> WHAT TO PRODUCE
Line by line, please look for the word "prompt" in the following records, then copy each line you find it in.

◆ ◆ ◆ ◆ ◆

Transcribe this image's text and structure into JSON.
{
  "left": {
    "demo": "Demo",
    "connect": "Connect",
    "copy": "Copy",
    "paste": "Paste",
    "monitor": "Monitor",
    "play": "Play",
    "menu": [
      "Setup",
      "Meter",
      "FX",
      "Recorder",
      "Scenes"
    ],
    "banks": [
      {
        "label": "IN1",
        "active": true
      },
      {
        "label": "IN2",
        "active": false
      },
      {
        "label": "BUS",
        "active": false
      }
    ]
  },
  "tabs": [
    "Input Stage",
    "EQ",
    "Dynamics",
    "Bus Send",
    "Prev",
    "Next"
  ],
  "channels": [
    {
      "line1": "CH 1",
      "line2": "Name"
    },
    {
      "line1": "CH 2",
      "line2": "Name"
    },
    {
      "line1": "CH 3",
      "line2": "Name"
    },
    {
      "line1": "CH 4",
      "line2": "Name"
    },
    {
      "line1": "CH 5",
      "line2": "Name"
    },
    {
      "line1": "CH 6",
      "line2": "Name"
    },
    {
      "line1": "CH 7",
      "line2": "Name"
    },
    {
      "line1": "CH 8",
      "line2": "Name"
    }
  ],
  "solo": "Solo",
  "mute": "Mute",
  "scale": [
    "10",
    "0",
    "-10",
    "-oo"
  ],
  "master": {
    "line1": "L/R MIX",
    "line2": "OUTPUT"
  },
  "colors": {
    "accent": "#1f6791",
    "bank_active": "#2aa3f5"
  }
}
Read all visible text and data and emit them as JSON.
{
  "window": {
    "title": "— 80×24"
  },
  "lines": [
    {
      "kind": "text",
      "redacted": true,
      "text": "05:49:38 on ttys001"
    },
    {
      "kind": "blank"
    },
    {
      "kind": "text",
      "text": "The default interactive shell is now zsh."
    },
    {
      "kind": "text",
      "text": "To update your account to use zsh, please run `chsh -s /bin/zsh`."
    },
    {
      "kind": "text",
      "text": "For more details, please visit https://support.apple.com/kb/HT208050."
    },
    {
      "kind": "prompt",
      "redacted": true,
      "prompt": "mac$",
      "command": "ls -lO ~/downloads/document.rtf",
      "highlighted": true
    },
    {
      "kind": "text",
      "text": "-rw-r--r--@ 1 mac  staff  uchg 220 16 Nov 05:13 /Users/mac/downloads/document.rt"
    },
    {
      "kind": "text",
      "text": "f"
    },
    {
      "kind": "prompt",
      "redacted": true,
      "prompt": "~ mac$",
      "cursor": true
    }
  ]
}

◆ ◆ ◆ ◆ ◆

> EXERCISE RESULT
      "kind": "prompt",
      "prompt": "mac$",
      "kind": "prompt",
      "prompt": "~ mac$",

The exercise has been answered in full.